The slide presentations are available at the bottom of this page.
Numerous states and hundreds of municipalities have laws restricting the location of a convicted sex offender's residence. Little is known about the effectiveness of these restrictions. Do they keep children safer or give a false sense of safety?
Some people suggest these laws are driven by media attention to a few cases. Others believe they are not grounded in research. What do we know about the effectiveness and impact of these laws? What are the practical aspects of implementing such laws?
This forum examined facts of residency restrictions, research about the types of offenders, lack of research about effectiveness, the use of crime mapping and the practical considerations required when implementing these restrictions.
This event was the first of four in the Series on Sexual Violence, sponsored by the Government Innovators Network and the National Institute of Justice. Recordings and presenters' slides are now available for each event in the series:
- Sex Offender Residency Restrictions: Implementation and Impact
June 19, 2008
- Sexual Violence and Evidence Collection
August 13, 2008
- Sexual Violence: An International Perspective
September 25, 2008
- Sexual Assault on College Campuses
December 11, 2008
National Institute of Justice - Mapping and Analysis for Public Safety Program
California Attorney General's Office - Megan's Law
Paul Zandbergen & Timothy Hart. (2006). "Reducing housing options for convicted sex offenders: Investigating the impact of residency restriction laws using GIS." Justice Research and Policy, 8.
Iowa County Attorneys Association. (2006). "Statement on Sex Offender Registry Restrictions in Iowa." (PDF)
Sarah Agudo. (2008). "Irregular Passion: The Unconstitutionality and Inefficacy of Sex Offender Residency Laws." Northwestern University Law Review, 102. (PDF)
Corey Raburn Young. (2007). "Banishment by A Thousand Laws: Residency Restrictions on Sex Offenders." Washington University Law Review, 85.
Jodi Schwartzberg &Annie Lo. (2006). "The Law and Policy of Sex Offender Residency Restrictions: An Analysis of Proposition 83." Public Law Research Institute. (Working paper). (PDF)
Caleb Durling. (2006). "Never Going Home: Does it Make Us Safet? Does it Make Sense? Sex Offenders, Residency Restrictions, and Reforming Risk Management Law." Journal of Criminal Law & Criminology, 97.
New Mexico Sex Offender Management Board. (2007). "Distance Restrictions on Sex Offender Residential Housing." (PDF)

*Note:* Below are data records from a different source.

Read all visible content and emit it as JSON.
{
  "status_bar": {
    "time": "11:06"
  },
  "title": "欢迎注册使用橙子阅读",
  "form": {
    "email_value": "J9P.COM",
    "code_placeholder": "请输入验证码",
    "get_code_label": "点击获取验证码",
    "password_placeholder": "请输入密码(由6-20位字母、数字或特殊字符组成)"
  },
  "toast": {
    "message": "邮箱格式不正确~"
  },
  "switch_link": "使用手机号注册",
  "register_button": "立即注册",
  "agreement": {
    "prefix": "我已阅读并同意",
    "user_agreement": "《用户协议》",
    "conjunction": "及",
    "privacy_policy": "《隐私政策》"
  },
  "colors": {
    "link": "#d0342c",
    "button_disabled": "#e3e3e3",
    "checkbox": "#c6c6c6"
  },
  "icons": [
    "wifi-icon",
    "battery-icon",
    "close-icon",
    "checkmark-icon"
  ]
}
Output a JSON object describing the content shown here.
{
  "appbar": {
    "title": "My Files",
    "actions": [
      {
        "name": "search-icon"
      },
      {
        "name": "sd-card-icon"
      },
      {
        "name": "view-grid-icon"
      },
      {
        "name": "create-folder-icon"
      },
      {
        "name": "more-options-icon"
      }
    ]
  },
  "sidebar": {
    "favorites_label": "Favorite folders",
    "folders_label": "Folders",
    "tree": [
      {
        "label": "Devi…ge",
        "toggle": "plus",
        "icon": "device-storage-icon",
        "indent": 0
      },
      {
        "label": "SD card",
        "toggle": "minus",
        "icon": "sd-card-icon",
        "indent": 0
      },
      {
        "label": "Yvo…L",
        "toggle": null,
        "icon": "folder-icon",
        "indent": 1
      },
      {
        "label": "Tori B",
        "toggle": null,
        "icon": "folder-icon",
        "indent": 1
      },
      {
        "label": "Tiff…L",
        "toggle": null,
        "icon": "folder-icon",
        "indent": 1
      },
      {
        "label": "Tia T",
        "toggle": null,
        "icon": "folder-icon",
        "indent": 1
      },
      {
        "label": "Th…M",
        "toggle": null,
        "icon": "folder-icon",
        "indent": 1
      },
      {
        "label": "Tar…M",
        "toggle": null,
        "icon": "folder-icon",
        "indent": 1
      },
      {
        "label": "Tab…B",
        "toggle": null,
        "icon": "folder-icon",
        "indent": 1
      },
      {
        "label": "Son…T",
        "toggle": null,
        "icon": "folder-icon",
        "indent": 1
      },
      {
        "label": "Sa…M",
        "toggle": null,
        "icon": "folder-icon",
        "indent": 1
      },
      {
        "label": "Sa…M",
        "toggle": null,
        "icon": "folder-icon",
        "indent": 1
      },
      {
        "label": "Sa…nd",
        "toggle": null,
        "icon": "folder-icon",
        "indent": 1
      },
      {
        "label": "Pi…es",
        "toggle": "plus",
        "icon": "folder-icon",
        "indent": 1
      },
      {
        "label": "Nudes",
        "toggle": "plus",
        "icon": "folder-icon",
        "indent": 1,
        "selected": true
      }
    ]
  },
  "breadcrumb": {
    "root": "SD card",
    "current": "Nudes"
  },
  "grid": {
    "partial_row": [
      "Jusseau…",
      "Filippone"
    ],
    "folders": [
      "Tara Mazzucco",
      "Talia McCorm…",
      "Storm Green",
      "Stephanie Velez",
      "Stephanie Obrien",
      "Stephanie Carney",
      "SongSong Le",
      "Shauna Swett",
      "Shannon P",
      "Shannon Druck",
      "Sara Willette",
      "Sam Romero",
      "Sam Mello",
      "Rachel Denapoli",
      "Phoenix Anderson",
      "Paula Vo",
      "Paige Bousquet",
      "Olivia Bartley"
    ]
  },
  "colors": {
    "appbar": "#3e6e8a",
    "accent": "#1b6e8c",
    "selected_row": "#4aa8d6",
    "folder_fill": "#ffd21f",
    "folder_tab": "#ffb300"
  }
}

Jill Levenson. (in press). "Sex Offender Residence Restrictions." Sex Offender Law Report. (PDF)
Jill Levenson, Kristen Zgoba & Richard Tewksbury. (2007). "Sex Offender Residence Restrictions: Sensible Crime Policy or Flawed Logic?" Federal Probation, 71.
Grant Duwe, William Donnay, & Richard Tewksbury. (2008). "Does Residential Proximity Matter? A Geographic Analysis of Sex Offense Recidivism." Criminal Justice and Behavior, 35.
* [Related study] Minnesota Dept. of Corrections. (2007). "Residential Proximity & Sex Offense Recidivism in Minnesota." (PDF)
Jeffrey Walker. (2007). "Eliminate Residency Restrictions for Sex Offenders." Criminology & Public Policy, 6.
Marcus Nieto & David Jung. (2006). "The Impact of Residency Restrictions on Sex Offenders and Correctional Management Practices: A Literature Review." California Research Bureau. (PDF)
Levenson, Jill, et al. (2007). "Public Perceptions about Sex Offenders and Community Protection Policies." Analyses of Social Issues and Public Policy, 7. (PDF)
Levenson, Jill and Andrea Hern. (2007). "Sex Offender Residence Restrictions: Unintended Consequences and Community Reentry." Justice Research and Policy, 9. (PDF)
Levenson, Jill. (2008). "Collateral consequences of sex offender residence restrictions." Criminal Justice Studies, 21.
Levenson, Jill and Leo Cotter. (2005). "The impact of sex offender residence restrictions: 1,000 feet from danger or one step from absurd?" International Journal of Offender Therapy and Comparative Criminology, 49. (PDF)